Your instructions: Pull every "JSON" line out of the data below.
• • • • •
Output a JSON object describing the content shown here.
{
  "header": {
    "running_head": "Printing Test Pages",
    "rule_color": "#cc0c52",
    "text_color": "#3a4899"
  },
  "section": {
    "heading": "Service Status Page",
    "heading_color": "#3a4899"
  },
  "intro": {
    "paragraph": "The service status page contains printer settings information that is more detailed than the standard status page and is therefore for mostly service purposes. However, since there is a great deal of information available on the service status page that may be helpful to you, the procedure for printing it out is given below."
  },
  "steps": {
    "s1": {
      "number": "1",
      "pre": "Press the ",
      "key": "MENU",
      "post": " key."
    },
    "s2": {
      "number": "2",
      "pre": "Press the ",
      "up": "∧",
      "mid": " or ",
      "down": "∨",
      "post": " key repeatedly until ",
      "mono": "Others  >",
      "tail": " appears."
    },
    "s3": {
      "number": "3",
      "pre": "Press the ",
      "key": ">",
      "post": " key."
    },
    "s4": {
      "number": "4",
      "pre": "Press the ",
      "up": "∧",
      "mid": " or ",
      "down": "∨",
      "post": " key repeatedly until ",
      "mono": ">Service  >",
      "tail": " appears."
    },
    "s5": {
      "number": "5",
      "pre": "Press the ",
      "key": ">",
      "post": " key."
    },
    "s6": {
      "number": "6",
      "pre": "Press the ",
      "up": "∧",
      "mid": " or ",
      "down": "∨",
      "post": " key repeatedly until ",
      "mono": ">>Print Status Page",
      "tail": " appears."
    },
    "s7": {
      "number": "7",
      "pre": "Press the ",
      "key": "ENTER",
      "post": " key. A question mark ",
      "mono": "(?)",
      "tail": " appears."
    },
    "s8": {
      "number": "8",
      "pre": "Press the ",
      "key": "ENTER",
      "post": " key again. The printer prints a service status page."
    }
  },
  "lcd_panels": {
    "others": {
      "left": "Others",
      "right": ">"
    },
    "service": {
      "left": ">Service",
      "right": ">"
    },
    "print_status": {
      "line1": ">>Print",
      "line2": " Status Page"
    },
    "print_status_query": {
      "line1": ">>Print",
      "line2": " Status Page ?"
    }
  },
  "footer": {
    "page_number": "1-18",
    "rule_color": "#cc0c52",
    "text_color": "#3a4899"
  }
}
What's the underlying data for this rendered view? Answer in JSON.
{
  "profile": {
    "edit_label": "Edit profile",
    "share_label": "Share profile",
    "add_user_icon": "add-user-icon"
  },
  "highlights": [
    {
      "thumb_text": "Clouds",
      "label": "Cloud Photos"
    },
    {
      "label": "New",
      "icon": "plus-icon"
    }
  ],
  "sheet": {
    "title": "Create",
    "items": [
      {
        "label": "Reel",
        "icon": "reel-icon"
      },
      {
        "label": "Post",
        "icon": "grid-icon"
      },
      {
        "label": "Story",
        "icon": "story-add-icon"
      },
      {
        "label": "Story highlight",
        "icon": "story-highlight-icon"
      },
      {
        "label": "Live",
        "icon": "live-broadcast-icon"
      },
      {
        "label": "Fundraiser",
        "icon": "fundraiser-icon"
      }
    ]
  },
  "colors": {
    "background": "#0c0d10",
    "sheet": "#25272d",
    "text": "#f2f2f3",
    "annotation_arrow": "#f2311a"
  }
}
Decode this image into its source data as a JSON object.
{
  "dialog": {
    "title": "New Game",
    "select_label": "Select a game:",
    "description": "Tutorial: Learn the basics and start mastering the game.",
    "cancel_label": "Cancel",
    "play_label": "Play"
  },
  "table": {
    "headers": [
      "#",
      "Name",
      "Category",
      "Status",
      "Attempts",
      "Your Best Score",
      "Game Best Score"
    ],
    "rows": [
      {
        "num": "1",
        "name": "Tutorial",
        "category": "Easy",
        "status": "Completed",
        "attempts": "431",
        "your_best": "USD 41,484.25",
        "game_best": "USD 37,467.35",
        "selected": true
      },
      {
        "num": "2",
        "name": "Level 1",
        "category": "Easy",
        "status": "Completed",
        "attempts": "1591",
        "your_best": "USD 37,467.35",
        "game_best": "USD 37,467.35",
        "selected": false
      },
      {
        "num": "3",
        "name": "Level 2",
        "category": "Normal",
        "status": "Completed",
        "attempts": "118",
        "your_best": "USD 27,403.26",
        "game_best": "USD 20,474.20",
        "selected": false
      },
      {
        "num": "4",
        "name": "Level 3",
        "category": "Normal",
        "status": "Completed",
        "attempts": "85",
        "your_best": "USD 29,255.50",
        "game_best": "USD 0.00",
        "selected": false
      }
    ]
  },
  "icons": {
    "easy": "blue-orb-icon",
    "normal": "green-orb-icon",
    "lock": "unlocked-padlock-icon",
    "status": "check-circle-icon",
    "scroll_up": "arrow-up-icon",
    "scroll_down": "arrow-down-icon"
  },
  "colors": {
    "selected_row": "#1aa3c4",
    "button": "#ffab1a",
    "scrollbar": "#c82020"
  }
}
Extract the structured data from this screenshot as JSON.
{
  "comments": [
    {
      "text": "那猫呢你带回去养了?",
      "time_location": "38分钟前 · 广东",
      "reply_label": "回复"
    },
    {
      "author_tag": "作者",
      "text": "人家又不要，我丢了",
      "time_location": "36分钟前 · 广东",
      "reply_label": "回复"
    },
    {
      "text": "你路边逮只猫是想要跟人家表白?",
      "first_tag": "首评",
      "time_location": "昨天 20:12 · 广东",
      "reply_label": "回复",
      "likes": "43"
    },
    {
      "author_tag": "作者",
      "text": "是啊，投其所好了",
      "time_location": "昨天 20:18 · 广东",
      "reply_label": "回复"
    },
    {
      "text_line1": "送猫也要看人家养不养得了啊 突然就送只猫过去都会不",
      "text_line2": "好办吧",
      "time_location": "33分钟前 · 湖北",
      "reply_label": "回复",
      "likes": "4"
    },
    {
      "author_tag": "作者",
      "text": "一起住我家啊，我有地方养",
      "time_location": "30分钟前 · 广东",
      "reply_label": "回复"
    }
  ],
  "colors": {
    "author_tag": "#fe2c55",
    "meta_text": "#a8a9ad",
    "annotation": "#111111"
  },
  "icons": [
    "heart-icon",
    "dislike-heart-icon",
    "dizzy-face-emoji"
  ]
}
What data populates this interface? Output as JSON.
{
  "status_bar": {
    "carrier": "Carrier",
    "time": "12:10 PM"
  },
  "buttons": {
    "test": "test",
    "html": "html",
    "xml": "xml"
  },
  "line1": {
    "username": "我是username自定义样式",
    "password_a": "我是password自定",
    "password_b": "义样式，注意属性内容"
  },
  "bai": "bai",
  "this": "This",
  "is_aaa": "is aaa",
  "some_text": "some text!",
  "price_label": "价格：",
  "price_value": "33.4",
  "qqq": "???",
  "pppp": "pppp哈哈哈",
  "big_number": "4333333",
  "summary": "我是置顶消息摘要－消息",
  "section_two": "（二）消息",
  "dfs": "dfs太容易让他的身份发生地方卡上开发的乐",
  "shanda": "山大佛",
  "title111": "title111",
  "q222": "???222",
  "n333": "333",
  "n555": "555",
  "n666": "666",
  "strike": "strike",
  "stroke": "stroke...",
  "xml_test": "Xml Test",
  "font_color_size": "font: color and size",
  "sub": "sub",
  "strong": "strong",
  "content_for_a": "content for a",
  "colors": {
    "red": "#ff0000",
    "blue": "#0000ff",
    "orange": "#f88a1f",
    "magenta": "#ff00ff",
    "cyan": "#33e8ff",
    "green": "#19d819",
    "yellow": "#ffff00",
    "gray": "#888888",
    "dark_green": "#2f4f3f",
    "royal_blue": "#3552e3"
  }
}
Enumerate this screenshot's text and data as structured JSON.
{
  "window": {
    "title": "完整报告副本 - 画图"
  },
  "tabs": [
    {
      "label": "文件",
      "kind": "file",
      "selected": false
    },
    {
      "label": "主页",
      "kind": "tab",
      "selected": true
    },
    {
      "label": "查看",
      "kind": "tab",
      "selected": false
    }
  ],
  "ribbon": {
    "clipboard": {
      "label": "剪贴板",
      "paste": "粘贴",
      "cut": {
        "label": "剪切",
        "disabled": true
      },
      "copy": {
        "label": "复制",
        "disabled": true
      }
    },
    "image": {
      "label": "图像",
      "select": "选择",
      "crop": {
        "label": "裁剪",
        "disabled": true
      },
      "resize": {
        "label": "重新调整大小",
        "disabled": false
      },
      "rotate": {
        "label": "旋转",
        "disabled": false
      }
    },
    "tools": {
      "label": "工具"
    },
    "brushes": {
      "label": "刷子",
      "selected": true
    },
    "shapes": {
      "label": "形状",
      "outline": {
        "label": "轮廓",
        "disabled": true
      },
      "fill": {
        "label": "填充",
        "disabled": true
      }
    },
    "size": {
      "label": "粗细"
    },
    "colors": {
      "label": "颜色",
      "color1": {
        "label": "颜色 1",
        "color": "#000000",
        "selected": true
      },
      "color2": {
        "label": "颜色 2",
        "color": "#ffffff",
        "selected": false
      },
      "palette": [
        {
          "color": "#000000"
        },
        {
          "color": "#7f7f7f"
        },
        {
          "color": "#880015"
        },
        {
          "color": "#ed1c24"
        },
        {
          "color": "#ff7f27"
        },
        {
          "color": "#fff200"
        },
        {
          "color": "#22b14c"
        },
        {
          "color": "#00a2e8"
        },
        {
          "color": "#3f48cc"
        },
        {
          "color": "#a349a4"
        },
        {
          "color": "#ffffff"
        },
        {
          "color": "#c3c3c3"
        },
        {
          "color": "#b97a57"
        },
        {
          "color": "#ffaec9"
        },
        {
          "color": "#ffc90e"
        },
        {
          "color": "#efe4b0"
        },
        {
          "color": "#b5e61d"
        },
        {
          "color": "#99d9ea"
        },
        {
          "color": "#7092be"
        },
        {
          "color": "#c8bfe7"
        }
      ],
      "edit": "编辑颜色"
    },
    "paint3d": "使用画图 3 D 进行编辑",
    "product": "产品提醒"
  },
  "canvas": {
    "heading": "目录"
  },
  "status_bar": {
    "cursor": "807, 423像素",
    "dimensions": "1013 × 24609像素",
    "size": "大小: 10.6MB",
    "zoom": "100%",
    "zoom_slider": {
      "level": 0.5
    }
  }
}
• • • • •
Response:
Output a JSON object describing the content shown here.
What's the underlying data for this rendered view? Answer in JSON.
Decode this image into its source data as a JSON object.
Extract the structured data from this screenshot as JSON.
What data populates this interface? Output as JSON.
Enumerate this screenshot's text and data as structured JSON.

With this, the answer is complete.